China’s impressive achievements since the reform and opening-up process started in 1978 were possible only because its leaders could devote their attention to serving the country without having to attend to electioneering. 

“Constraint to government powers” is a major aspect of governance. Unfortunately, party rotation does not necessarily lead to effective constraint against misuse of government powers. Many Americans did not want the Vietnam War, the Afghanistan War, and the Iraq War. Many Americans wanted effective gun control, better infrastructure, cheaper higher education, and universal healthcare. They did not get what they wanted. The Edward Snowden and Jack Teixeira incidents indicate that the US government has been eavesdropping on key allies, including Germany, South Korea, Israel and Ukraine. Environmentalists and the Native American community did not want oil drilling in Alaska in what is called the Willow Project. Yet they were powerless when US President Joe Biden approved it. 

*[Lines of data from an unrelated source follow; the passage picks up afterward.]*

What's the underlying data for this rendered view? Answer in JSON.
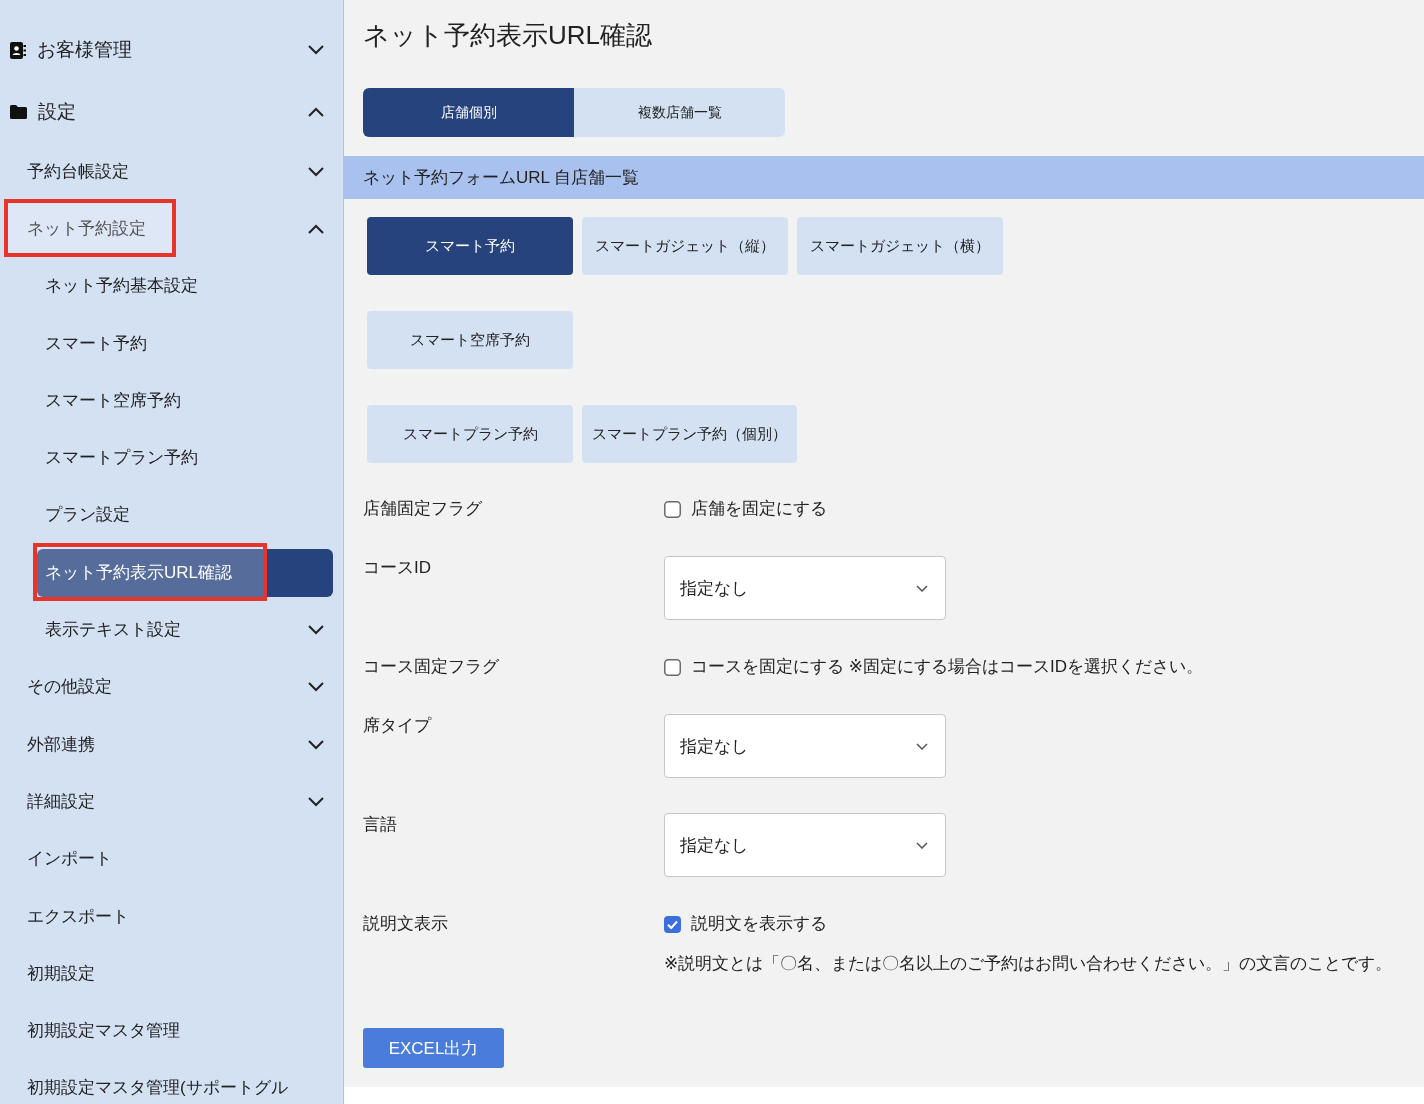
{
  "sidebar": {
    "items": [
      {
        "label": "お客様管理",
        "selected": false,
        "highlighted": false,
        "expanded": false
      },
      {
        "label": "設定",
        "selected": false,
        "highlighted": false,
        "expanded": true,
        "children": [
          {
            "label": "予約台帳設定",
            "selected": false,
            "highlighted": false,
            "expanded": false
          },
          {
            "label": "ネット予約設定",
            "selected": false,
            "highlighted": true,
            "expanded": true,
            "children": [
              {
                "label": "ネット予約基本設定",
                "selected": false,
                "highlighted": false
              },
              {
                "label": "スマート予約",
                "selected": false,
                "highlighted": false
              },
              {
                "label": "スマート空席予約",
                "selected": false,
                "highlighted": false
              },
              {
                "label": "スマートプラン予約",
                "selected": false,
                "highlighted": false
              },
              {
                "label": "プラン設定",
                "selected": false,
                "highlighted": false
              },
              {
                "label": "ネット予約表示URL確認",
                "selected": true,
                "highlighted": true
              },
              {
                "label": "表示テキスト設定",
                "selected": false,
                "highlighted": false,
                "expanded": false
              }
            ]
          },
          {
            "label": "その他設定",
            "selected": false,
            "highlighted": false,
            "expanded": false
          },
          {
            "label": "外部連携",
            "selected": false,
            "highlighted": false,
            "expanded": false
          },
          {
            "label": "詳細設定",
            "selected": false,
            "highlighted": false,
            "expanded": false
          },
          {
            "label": "インポート",
            "selected": false,
            "highlighted": false
          },
          {
            "label": "エクスポート",
            "selected": false,
            "highlighted": false
          },
          {
            "label": "初期設定",
            "selected": false,
            "highlighted": false
          },
          {
            "label": "初期設定マスタ管理",
            "selected": false,
            "highlighted": false
          },
          {
            "label": "初期設定マスタ管理(サポートグル",
            "selected": false,
            "highlighted": false
          }
        ]
      }
    ]
  },
  "page": {
    "title": "ネット予約表示URL確認"
  },
  "tabs": [
    {
      "label": "店舗個別",
      "selected": true
    },
    {
      "label": "複数店舗一覧",
      "selected": false
    }
  ],
  "section": {
    "title": "ネット予約フォームURL 自店舗一覧"
  },
  "form_types": [
    {
      "buttons": [
        {
          "label": "スマート予約",
          "selected": true
        },
        {
          "label": "スマートガジェット（縦）",
          "selected": false
        },
        {
          "label": "スマートガジェット（横）",
          "selected": false
        }
      ]
    },
    {
      "buttons": [
        {
          "label": "スマート空席予約",
          "selected": false
        }
      ]
    },
    {
      "buttons": [
        {
          "label": "スマートプラン予約",
          "selected": false
        },
        {
          "label": "スマートプラン予約（個別）",
          "selected": false
        }
      ]
    }
  ],
  "fields": [
    {
      "kind": "checkbox",
      "label": "店舗固定フラグ",
      "option": "店舗を固定にする",
      "checked": false
    },
    {
      "kind": "select",
      "label": "コースID",
      "value": "指定なし"
    },
    {
      "kind": "checkbox",
      "label": "コース固定フラグ",
      "option": "コースを固定にする ※固定にする場合はコースIDを選択ください。",
      "checked": false
    },
    {
      "kind": "select",
      "label": "席タイプ",
      "value": "指定なし"
    },
    {
      "kind": "select",
      "label": "言語",
      "value": "指定なし"
    },
    {
      "kind": "checkbox",
      "label": "説明文表示",
      "option": "説明文を表示する",
      "checked": true,
      "note": "※説明文とは「〇名、または〇名以上のご予約はお問い合わせください。」の文言のことです。"
    }
  ],
  "export_button": "EXCEL出力"
}
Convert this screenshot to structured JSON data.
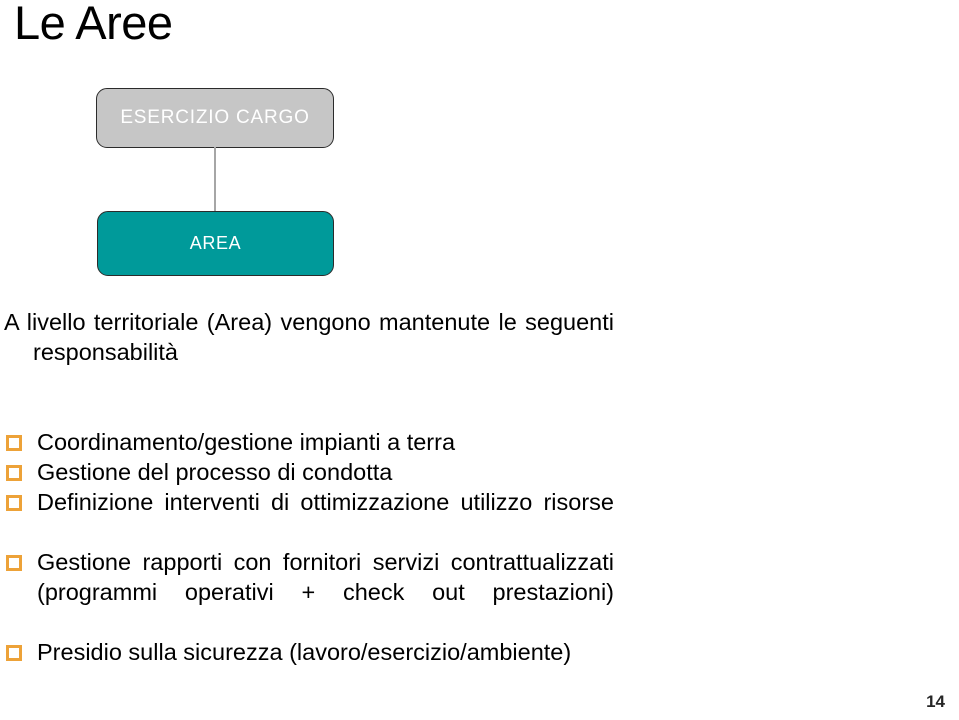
{
  "slide": {
    "title": "Le Aree",
    "page_number": "14"
  },
  "diagram": {
    "nodes": [
      {
        "id": "esercizio-cargo",
        "label": "ESERCIZIO CARGO",
        "fill": "#c6c6c6",
        "text_color": "#ffffff"
      },
      {
        "id": "area",
        "label": "AREA",
        "fill": "#009a9a",
        "text_color": "#ffffff"
      }
    ],
    "connector_color": "#a6a6a6"
  },
  "body": {
    "intro": "A livello territoriale (Area) vengono mantenute le seguenti responsabilità",
    "bullet_color": "#eda238",
    "bullets": [
      "Coordinamento/gestione impianti a terra",
      "Gestione del processo di condotta",
      "Definizione interventi di ottimizzazione utilizzo risorse",
      "Gestione rapporti con fornitori servizi contrattualizzati (programmi operativi + check out prestazioni)",
      "Presidio sulla sicurezza (lavoro/esercizio/ambiente)"
    ]
  }
}
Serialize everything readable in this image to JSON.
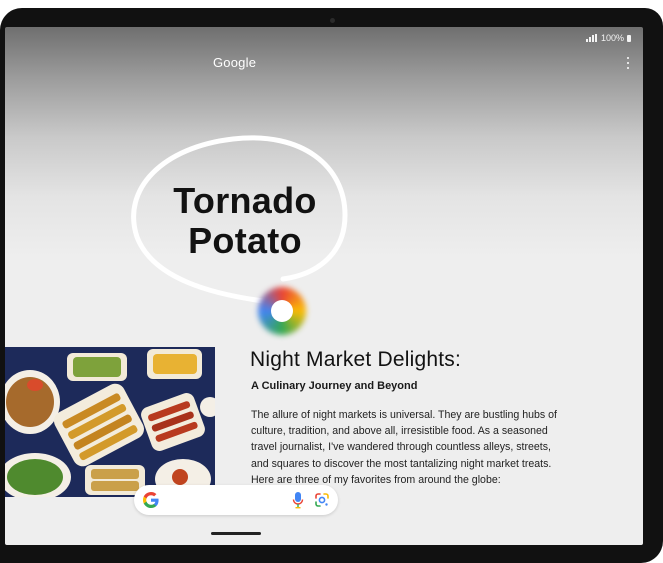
{
  "status_bar": {
    "battery": "100%"
  },
  "app": {
    "title": "Google"
  },
  "selection": {
    "line1": "Tornado",
    "line2": "Potato"
  },
  "article": {
    "title": "Night Market Delights:",
    "subtitle": "A Culinary Journey and Beyond",
    "body": "The allure of night markets is universal. They are bustling hubs of culture, tradition, and above all, irresistible food. As a seasoned travel journalist, I've wandered through countless alleys, streets, and squares to discover the most tantalizing night market treats. Here are three of my favorites from around the globe:"
  },
  "icons": {
    "menu": "more-vert-icon",
    "search_logo": "google-g-icon",
    "mic": "microphone-icon",
    "lens": "google-lens-icon",
    "orb": "circle-to-search-orb"
  },
  "colors": {
    "google_blue": "#4285f4",
    "google_red": "#ea4335",
    "google_yellow": "#fbbc04",
    "google_green": "#34a853"
  }
}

According to the Prison Policy Initiative (PPI), the US has “thousands of federal, state, local, and tribal systems. Together, these systems hold almost 2 million people in 1,566 state prisons, 98 federal prisons, 3,116 local jails, 1,323 juvenile correctional facilities, 181 immigration detention facilities, and 80 Indian country jails, as well as in military prisons, civil commitment centers, state psychiatric hospitals, and prisons in the U.S. territories.” An article on the PPI website raised questions about how many people in jail are legally innocent, how much of mass incarceration is a result of the war on drugs, or the profit motives of private prisons. While the US accuses China of “forced labor” in the Xinjiang Uygur autonomous region, the American Civil Liberties Union published a research report, in collaboration with the Global Human Rights Clinic of the University of Chicago Law School, that found that incarcerated workers are under the complete control of their employers, and they have been stripped of even the most minimal protections against labor exploitation and abuse. 

The Communist Party of China, like any organization, is manned by people, and people are liable to make mistakes. But over the years, the CPC has shown its ability to self-correct. Today, China’s Constitution has had a number of notable amendments, including the 1988 amendment that affirmed the legal status of the private sector, the 1993 amendment that declared China will practice a market economy instead of a planned economy, and the 1999 amendment that enshrined the guiding role of Deng Xiaoping Theory and stipulated that the rule of law is a national policy. The 2004 amendment stipulated that going forward, the CPC is subject to The Thought of Three Represents and clearly states that “private property obtained legally shall not be violated”. 

Some people are appalled by the allusion that the CPC leads the judiciary system and is thus “above the law”. If we understand The Three Represents, this is nothing strange. In China, every individual is subject to the rule of law and no one is above the law. However, the law serves the public interest. What the CPC represents — namely, the public interest — must be above the law. 

Finally, in 2018, Xi Jinping Thought on Socialism with Chinese Characteristics for a New Era was also written into the Chinese Constitution. This is yet another constraint on government power. Xi Jinping Thought includes 14-point fundamental principles including “exercising full and rigorous governance over the Party”. Party members must devote themselves to the vision of national rejuvenation and common prosperity, and must never abuse the power vested in them by the people. 

The author is the director of the Pan Sutong Shanghai-Hong Kong Economic Policy Research Institute, Lingnan University.

The views do not necessarily reflect those of China Daily.